App and web page records:
········
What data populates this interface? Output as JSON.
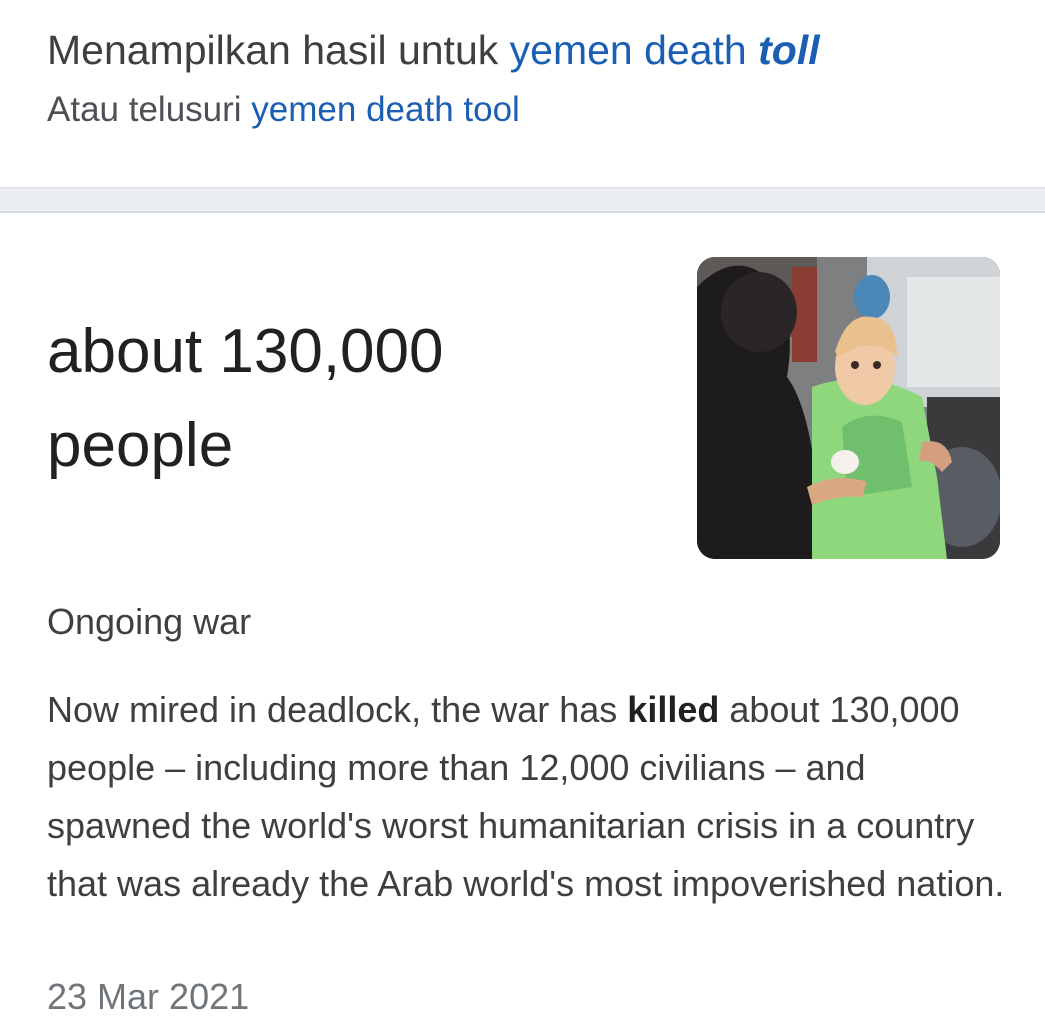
{
  "spelling": {
    "prefix": "Menampilkan hasil untuk",
    "corrected_part1": "yemen death",
    "corrected_part2": "toll",
    "alt_prefix": "Atau telusuri",
    "alt_query": "yemen death tool"
  },
  "featured": {
    "answer_line1": "about 130,000",
    "answer_line2": "people",
    "subtitle": "Ongoing war",
    "snippet_before": "Now mired in deadlock, the war has",
    "snippet_bold": "killed",
    "snippet_after": "about 130,000 people – including more than 12,000 civilians – and spawned the world's worst humanitarian crisis in a country that was already the Arab world's most impoverished nation.",
    "date": "23 Mar 2021"
  },
  "colors": {
    "link": "#1a5fb4",
    "text": "#3c4043",
    "muted": "#70757a"
  },
  "icons": {
    "thumbnail": "photo-thumbnail"
  }
}
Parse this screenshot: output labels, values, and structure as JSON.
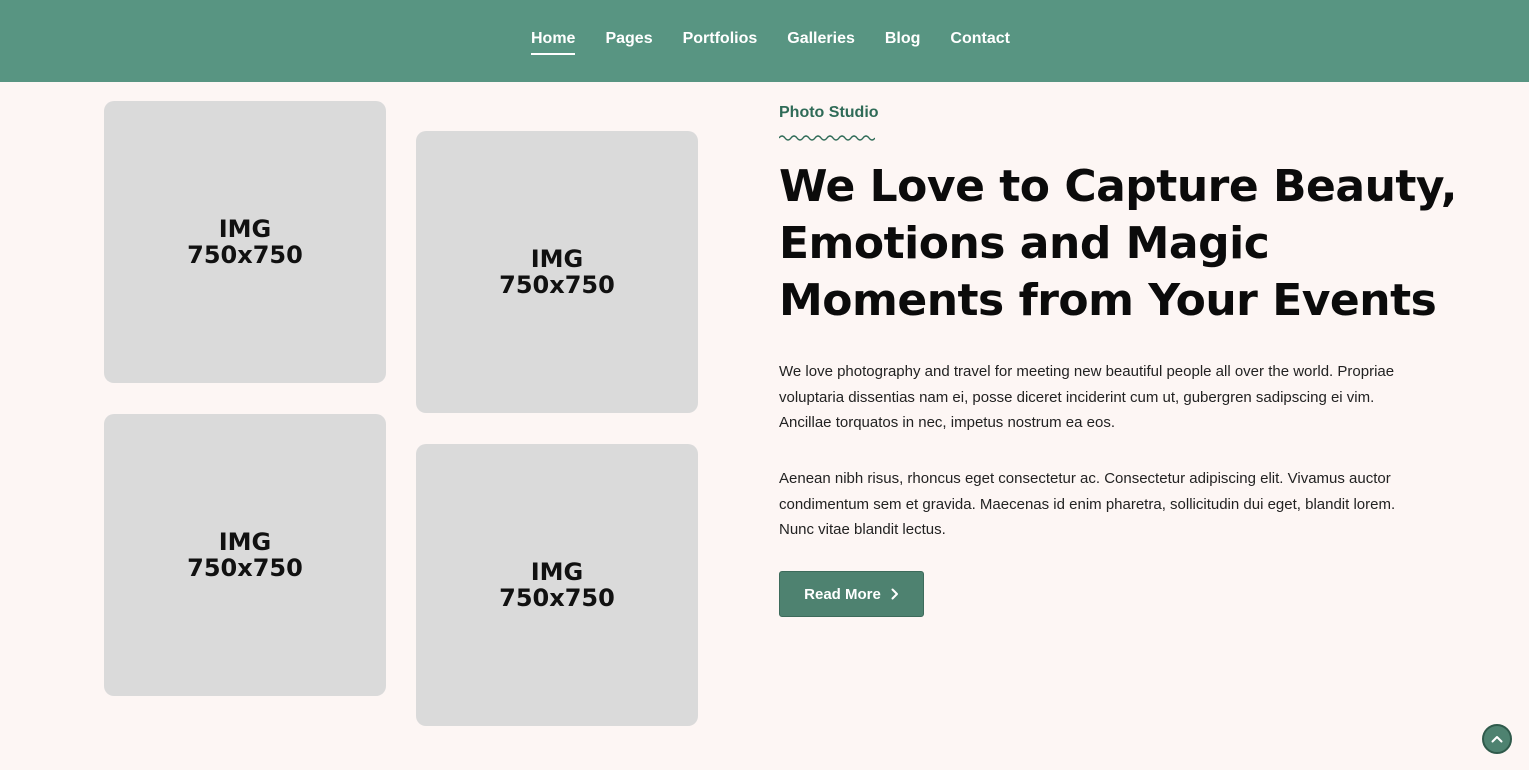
{
  "nav": {
    "items": [
      {
        "label": "Home",
        "active": true
      },
      {
        "label": "Pages",
        "active": false
      },
      {
        "label": "Portfolios",
        "active": false
      },
      {
        "label": "Galleries",
        "active": false
      },
      {
        "label": "Blog",
        "active": false
      },
      {
        "label": "Contact",
        "active": false
      }
    ]
  },
  "gallery": {
    "tiles": [
      {
        "placeholder": "IMG\n750x750"
      },
      {
        "placeholder": "IMG\n750x750"
      },
      {
        "placeholder": "IMG\n750x750"
      },
      {
        "placeholder": "IMG\n750x750"
      }
    ]
  },
  "hero": {
    "eyebrow": "Photo Studio",
    "headline": "We Love to Capture Beauty, Emotions and Magic Moments from Your Events",
    "paragraphs": [
      "We love photography and travel for meeting new beautiful people all over the world. Propriae voluptaria dissentias nam ei, posse diceret inciderint cum ut, gubergren sadipscing ei vim. Ancillae torquatos in nec, impetus nostrum ea eos.",
      "Aenean nibh risus, rhoncus eget consectetur ac. Consectetur adipiscing elit. Vivamus auctor condimentum sem et gravida. Maecenas id enim pharetra, sollicitudin dui eget, blandit lorem. Nunc vitae blandit lectus."
    ],
    "cta_label": "Read More",
    "cta_icon": "chevron-right-icon"
  },
  "scroll_top": {
    "icon": "chevron-up-icon"
  },
  "colors": {
    "header_bg": "#589582",
    "page_bg": "#fdf6f4",
    "accent": "#2f6b57",
    "button_bg": "#4e8270",
    "tile_bg": "#dadada"
  }
}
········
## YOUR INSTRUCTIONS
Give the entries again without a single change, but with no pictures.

## EXERCISE SOLUTION
What data populates this interface? Output as JSON.
{
  "spelling": {
    "prefix": "Menampilkan hasil untuk",
    "corrected_part1": "yemen death",
    "corrected_part2": "toll",
    "alt_prefix": "Atau telusuri",
    "alt_query": "yemen death tool"
  },
  "featured": {
    "answer_line1": "about 130,000",
    "answer_line2": "people",
    "subtitle": "Ongoing war",
    "snippet_before": "Now mired in deadlock, the war has",
    "snippet_bold": "killed",
    "snippet_after": "about 130,000 people – including more than 12,000 civilians – and spawned the world's worst humanitarian crisis in a country that was already the Arab world's most impoverished nation.",
    "date": "23 Mar 2021"
  },
  "colors": {
    "link": "#1a5fb4",
    "text": "#3c4043",
    "muted": "#70757a"
  },
  "icons": {
    "thumbnail": "photo-thumbnail"
  }
}
Parse this screenshot: output labels, values, and structure as JSON.
{
  "nav": {
    "items": [
      {
        "label": "Home",
        "active": true
      },
      {
        "label": "Pages",
        "active": false
      },
      {
        "label": "Portfolios",
        "active": false
      },
      {
        "label": "Galleries",
        "active": false
      },
      {
        "label": "Blog",
        "active": false
      },
      {
        "label": "Contact",
        "active": false
      }
    ]
  },
  "gallery": {
    "tiles": [
      {
        "placeholder": "IMG\n750x750"
      },
      {
        "placeholder": "IMG\n750x750"
      },
      {
        "placeholder": "IMG\n750x750"
      },
      {
        "placeholder": "IMG\n750x750"
      }
    ]
  },
  "hero": {
    "eyebrow": "Photo Studio",
    "headline": "We Love to Capture Beauty, Emotions and Magic Moments from Your Events",
    "paragraphs": [
      "We love photography and travel for meeting new beautiful people all over the world. Propriae voluptaria dissentias nam ei, posse diceret inciderint cum ut, gubergren sadipscing ei vim. Ancillae torquatos in nec, impetus nostrum ea eos.",
      "Aenean nibh risus, rhoncus eget consectetur ac. Consectetur adipiscing elit. Vivamus auctor condimentum sem et gravida. Maecenas id enim pharetra, sollicitudin dui eget, blandit lorem. Nunc vitae blandit lectus."
    ],
    "cta_label": "Read More",
    "cta_icon": "chevron-right-icon"
  },
  "scroll_top": {
    "icon": "chevron-up-icon"
  },
  "colors": {
    "header_bg": "#589582",
    "page_bg": "#fdf6f4",
    "accent": "#2f6b57",
    "button_bg": "#4e8270",
    "tile_bg": "#dadada"
  }
}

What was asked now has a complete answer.